- Work with templates: whether for SMS, landing page, pop up, push or email, using one or more templates provides you with many advantages. First, you lose less time, since templates are normally designed to have blocks that are often used. The second is also there, since a well-designed template contains more advanced blocks, containing customized features. Finally, your brand image will be much more consistent.
- Use dynamic content: in these customised options of your templates, it is always relevant to plan blocks that will be dynamic according to certain criteria. For example, you could make the hero of an email present 5 different offers, which will vary according to the segment established in step 2.
- Set up content hubs: it is possible to create offer hubs, which are accessible and easily inserted into your communications. These hubs can contain images, a list of your products, a list of names, etc. Once again, this content may vary according to the personalization criteria determined in a communication.
- Work in automated mode: it’s probably obvious to you, but customization is deployed in automated mode. Then find a marketing solution that will allow you to do this quickly (a bit like Dialog Insight!).
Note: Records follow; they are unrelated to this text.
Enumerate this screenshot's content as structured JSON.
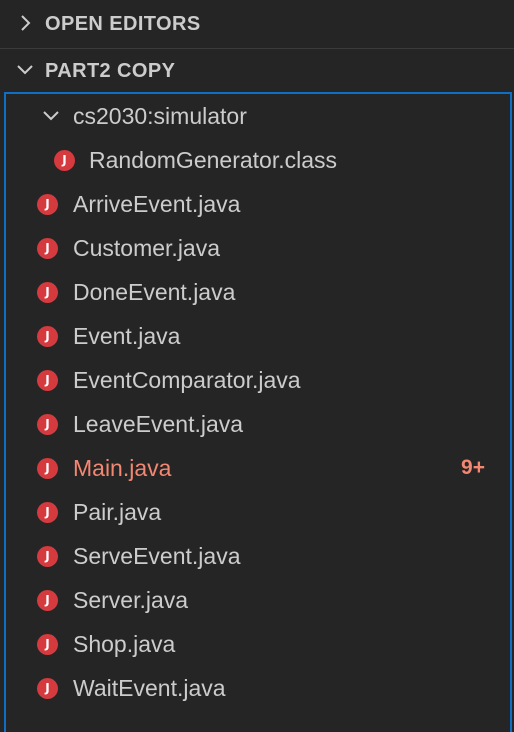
{
  "sections": {
    "open_editors": {
      "title": "OPEN EDITORS",
      "expanded": false
    },
    "workspace": {
      "title": "PART2 COPY",
      "expanded": true
    }
  },
  "folder": {
    "name": "cs2030:simulator",
    "expanded": true
  },
  "folder_files": [
    {
      "name": "RandomGenerator.class",
      "icon": "java-file-icon"
    }
  ],
  "files": [
    {
      "name": "ArriveEvent.java",
      "icon": "java-file-icon"
    },
    {
      "name": "Customer.java",
      "icon": "java-file-icon"
    },
    {
      "name": "DoneEvent.java",
      "icon": "java-file-icon"
    },
    {
      "name": "Event.java",
      "icon": "java-file-icon"
    },
    {
      "name": "EventComparator.java",
      "icon": "java-file-icon"
    },
    {
      "name": "LeaveEvent.java",
      "icon": "java-file-icon"
    },
    {
      "name": "Main.java",
      "icon": "java-file-icon",
      "status": "error",
      "badge": "9+"
    },
    {
      "name": "Pair.java",
      "icon": "java-file-icon"
    },
    {
      "name": "ServeEvent.java",
      "icon": "java-file-icon"
    },
    {
      "name": "Server.java",
      "icon": "java-file-icon"
    },
    {
      "name": "Shop.java",
      "icon": "java-file-icon"
    },
    {
      "name": "WaitEvent.java",
      "icon": "java-file-icon"
    }
  ],
  "icon_glyph": "J",
  "colors": {
    "background": "#252526",
    "text": "#cccccc",
    "error": "#f48771",
    "java_icon": "#d53a3e",
    "focus_border": "#0e6fc4"
  }
}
- Use data fields: make sure that custom content blocks use the right data fields to recognize who should receive what.
It is certain that the channel to be personalized will greatly influence the operational approaches to be implemented. As well as the objectives that each of the communications should have (inform, awaken, sell, cross sell, etc.). In any case, look clearly at each of the sending in your scenario, then make sure you put personalization aspects where it is important, since it will have an impact on the person who receives it.
Marketing personalization is a job that must be planned. You shouldn’t just sprinkle your communications with a few personalized offers, based on groups of customers made at the last minute. If you are interested in going further, I hope this article has given you some ideas. At the very least, I hope you have a better idea of the steps you need to take to improve your personalization practices. Good luck!